YOUR TASK.
Copy out the listing beneath, missing nothing.
*** Opening of MATERIAL PROVIDED ***
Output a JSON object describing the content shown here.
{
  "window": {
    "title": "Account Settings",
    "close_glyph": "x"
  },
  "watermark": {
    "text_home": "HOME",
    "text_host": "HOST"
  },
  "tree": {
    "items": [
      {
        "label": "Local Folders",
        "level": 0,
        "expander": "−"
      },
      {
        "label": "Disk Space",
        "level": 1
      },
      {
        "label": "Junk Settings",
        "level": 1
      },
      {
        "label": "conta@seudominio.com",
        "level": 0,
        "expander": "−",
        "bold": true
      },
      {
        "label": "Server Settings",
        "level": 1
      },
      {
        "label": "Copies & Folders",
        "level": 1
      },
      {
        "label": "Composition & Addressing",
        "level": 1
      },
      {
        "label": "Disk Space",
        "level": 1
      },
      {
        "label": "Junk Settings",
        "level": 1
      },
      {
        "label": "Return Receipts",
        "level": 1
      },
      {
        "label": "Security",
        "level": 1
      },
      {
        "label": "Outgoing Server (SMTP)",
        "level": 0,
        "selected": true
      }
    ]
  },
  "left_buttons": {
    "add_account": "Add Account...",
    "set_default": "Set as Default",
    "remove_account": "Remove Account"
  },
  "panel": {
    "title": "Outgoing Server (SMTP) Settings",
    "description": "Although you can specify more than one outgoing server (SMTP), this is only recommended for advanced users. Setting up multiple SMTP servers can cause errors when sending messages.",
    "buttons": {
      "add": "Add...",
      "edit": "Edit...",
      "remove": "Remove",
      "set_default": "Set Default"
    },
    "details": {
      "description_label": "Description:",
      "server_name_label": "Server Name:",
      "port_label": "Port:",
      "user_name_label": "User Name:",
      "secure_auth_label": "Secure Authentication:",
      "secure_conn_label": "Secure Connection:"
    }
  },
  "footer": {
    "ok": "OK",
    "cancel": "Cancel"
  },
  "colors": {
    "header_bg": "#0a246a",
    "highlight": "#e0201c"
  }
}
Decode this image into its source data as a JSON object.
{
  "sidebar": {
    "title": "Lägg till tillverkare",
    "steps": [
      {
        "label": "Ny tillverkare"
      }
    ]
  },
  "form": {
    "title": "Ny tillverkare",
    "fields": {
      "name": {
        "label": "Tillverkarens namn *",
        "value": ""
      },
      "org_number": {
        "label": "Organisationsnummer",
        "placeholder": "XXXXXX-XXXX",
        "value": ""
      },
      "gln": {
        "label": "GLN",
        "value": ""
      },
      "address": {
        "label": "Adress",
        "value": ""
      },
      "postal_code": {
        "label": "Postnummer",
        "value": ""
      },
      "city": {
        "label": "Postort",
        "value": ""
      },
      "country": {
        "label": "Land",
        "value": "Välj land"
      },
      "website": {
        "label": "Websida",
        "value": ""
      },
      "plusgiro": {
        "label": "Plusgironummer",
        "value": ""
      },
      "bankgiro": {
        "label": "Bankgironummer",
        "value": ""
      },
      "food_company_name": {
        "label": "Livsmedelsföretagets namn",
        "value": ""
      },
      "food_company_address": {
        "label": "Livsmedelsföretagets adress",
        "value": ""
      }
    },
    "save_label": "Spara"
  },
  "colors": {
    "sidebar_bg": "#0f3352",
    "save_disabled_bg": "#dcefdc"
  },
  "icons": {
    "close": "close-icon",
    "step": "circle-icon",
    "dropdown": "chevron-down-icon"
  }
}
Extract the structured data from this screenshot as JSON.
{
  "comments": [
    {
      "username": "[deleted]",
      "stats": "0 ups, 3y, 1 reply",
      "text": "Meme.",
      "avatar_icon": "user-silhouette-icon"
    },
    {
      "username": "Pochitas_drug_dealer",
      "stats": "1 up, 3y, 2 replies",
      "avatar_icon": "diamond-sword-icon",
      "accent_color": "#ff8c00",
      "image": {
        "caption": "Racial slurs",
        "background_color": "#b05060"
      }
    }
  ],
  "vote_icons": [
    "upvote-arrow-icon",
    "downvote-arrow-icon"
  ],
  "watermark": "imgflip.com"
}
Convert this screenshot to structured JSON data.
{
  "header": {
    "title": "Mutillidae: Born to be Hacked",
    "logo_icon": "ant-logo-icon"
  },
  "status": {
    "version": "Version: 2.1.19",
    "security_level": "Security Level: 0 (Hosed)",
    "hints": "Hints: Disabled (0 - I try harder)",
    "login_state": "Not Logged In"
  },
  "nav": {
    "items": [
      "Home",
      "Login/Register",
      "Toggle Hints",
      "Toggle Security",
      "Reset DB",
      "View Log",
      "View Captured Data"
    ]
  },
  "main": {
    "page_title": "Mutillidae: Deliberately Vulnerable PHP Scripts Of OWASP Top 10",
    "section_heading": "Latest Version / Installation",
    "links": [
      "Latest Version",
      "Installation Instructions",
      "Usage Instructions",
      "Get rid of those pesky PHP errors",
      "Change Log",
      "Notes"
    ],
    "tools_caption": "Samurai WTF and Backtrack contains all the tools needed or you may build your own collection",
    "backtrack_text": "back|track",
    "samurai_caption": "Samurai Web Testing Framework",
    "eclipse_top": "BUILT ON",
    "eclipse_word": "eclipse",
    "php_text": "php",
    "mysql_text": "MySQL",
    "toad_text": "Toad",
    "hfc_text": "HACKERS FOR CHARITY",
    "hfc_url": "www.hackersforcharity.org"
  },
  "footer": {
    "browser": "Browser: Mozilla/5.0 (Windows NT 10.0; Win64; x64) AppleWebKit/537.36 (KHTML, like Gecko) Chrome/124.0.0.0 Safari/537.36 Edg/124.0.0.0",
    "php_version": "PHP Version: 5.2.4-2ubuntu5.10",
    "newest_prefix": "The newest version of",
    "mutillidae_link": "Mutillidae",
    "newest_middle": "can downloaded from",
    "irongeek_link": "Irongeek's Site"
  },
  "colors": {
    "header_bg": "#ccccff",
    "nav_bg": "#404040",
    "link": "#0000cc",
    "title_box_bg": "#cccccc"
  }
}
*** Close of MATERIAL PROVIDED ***
EXERCISE SOLUTION.
Output a JSON object describing the content shown here.
{
  "window": {
    "title": "Account Settings",
    "close_glyph": "x"
  },
  "watermark": {
    "text_home": "HOME",
    "text_host": "HOST"
  },
  "tree": {
    "items": [
      {
        "label": "Local Folders",
        "level": 0,
        "expander": "−"
      },
      {
        "label": "Disk Space",
        "level": 1
      },
      {
        "label": "Junk Settings",
        "level": 1
      },
      {
        "label": "conta@seudominio.com",
        "level": 0,
        "expander": "−",
        "bold": true
      },
      {
        "label": "Server Settings",
        "level": 1
      },
      {
        "label": "Copies & Folders",
        "level": 1
      },
      {
        "label": "Composition & Addressing",
        "level": 1
      },
      {
        "label": "Disk Space",
        "level": 1
      },
      {
        "label": "Junk Settings",
        "level": 1
      },
      {
        "label": "Return Receipts",
        "level": 1
      },
      {
        "label": "Security",
        "level": 1
      },
      {
        "label": "Outgoing Server (SMTP)",
        "level": 0,
        "selected": true
      }
    ]
  },
  "left_buttons": {
    "add_account": "Add Account...",
    "set_default": "Set as Default",
    "remove_account": "Remove Account"
  },
  "panel": {
    "title": "Outgoing Server (SMTP) Settings",
    "description": "Although you can specify more than one outgoing server (SMTP), this is only recommended for advanced users. Setting up multiple SMTP servers can cause errors when sending messages.",
    "buttons": {
      "add": "Add...",
      "edit": "Edit...",
      "remove": "Remove",
      "set_default": "Set Default"
    },
    "details": {
      "description_label": "Description:",
      "server_name_label": "Server Name:",
      "port_label": "Port:",
      "user_name_label": "User Name:",
      "secure_auth_label": "Secure Authentication:",
      "secure_conn_label": "Secure Connection:"
    }
  },
  "footer": {
    "ok": "OK",
    "cancel": "Cancel"
  },
  "colors": {
    "header_bg": "#0a246a",
    "highlight": "#e0201c"
  }
}
Decode this image into its source data as a JSON object.
{
  "sidebar": {
    "title": "Lägg till tillverkare",
    "steps": [
      {
        "label": "Ny tillverkare"
      }
    ]
  },
  "form": {
    "title": "Ny tillverkare",
    "fields": {
      "name": {
        "label": "Tillverkarens namn *",
        "value": ""
      },
      "org_number": {
        "label": "Organisationsnummer",
        "placeholder": "XXXXXX-XXXX",
        "value": ""
      },
      "gln": {
        "label": "GLN",
        "value": ""
      },
      "address": {
        "label": "Adress",
        "value": ""
      },
      "postal_code": {
        "label": "Postnummer",
        "value": ""
      },
      "city": {
        "label": "Postort",
        "value": ""
      },
      "country": {
        "label": "Land",
        "value": "Välj land"
      },
      "website": {
        "label": "Websida",
        "value": ""
      },
      "plusgiro": {
        "label": "Plusgironummer",
        "value": ""
      },
      "bankgiro": {
        "label": "Bankgironummer",
        "value": ""
      },
      "food_company_name": {
        "label": "Livsmedelsföretagets namn",
        "value": ""
      },
      "food_company_address": {
        "label": "Livsmedelsföretagets adress",
        "value": ""
      }
    },
    "save_label": "Spara"
  },
  "colors": {
    "sidebar_bg": "#0f3352",
    "save_disabled_bg": "#dcefdc"
  },
  "icons": {
    "close": "close-icon",
    "step": "circle-icon",
    "dropdown": "chevron-down-icon"
  }
}
Extract the structured data from this screenshot as JSON.
{
  "comments": [
    {
      "username": "[deleted]",
      "stats": "0 ups, 3y, 1 reply",
      "text": "Meme.",
      "avatar_icon": "user-silhouette-icon"
    },
    {
      "username": "Pochitas_drug_dealer",
      "stats": "1 up, 3y, 2 replies",
      "avatar_icon": "diamond-sword-icon",
      "accent_color": "#ff8c00",
      "image": {
        "caption": "Racial slurs",
        "background_color": "#b05060"
      }
    }
  ],
  "vote_icons": [
    "upvote-arrow-icon",
    "downvote-arrow-icon"
  ],
  "watermark": "imgflip.com"
}
Convert this screenshot to structured JSON data.
{
  "header": {
    "title": "Mutillidae: Born to be Hacked",
    "logo_icon": "ant-logo-icon"
  },
  "status": {
    "version": "Version: 2.1.19",
    "security_level": "Security Level: 0 (Hosed)",
    "hints": "Hints: Disabled (0 - I try harder)",
    "login_state": "Not Logged In"
  },
  "nav": {
    "items": [
      "Home",
      "Login/Register",
      "Toggle Hints",
      "Toggle Security",
      "Reset DB",
      "View Log",
      "View Captured Data"
    ]
  },
  "main": {
    "page_title": "Mutillidae: Deliberately Vulnerable PHP Scripts Of OWASP Top 10",
    "section_heading": "Latest Version / Installation",
    "links": [
      "Latest Version",
      "Installation Instructions",
      "Usage Instructions",
      "Get rid of those pesky PHP errors",
      "Change Log",
      "Notes"
    ],
    "tools_caption": "Samurai WTF and Backtrack contains all the tools needed or you may build your own collection",
    "backtrack_text": "back|track",
    "samurai_caption": "Samurai Web Testing Framework",
    "eclipse_top": "BUILT ON",
    "eclipse_word": "eclipse",
    "php_text": "php",
    "mysql_text": "MySQL",
    "toad_text": "Toad",
    "hfc_text": "HACKERS FOR CHARITY",
    "hfc_url": "www.hackersforcharity.org"
  },
  "footer": {
    "browser": "Browser: Mozilla/5.0 (Windows NT 10.0; Win64; x64) AppleWebKit/537.36 (KHTML, like Gecko) Chrome/124.0.0.0 Safari/537.36 Edg/124.0.0.0",
    "php_version": "PHP Version: 5.2.4-2ubuntu5.10",
    "newest_prefix": "The newest version of",
    "mutillidae_link": "Mutillidae",
    "newest_middle": "can downloaded from",
    "irongeek_link": "Irongeek's Site"
  },
  "colors": {
    "header_bg": "#ccccff",
    "nav_bg": "#404040",
    "link": "#0000cc",
    "title_box_bg": "#cccccc"
  }
}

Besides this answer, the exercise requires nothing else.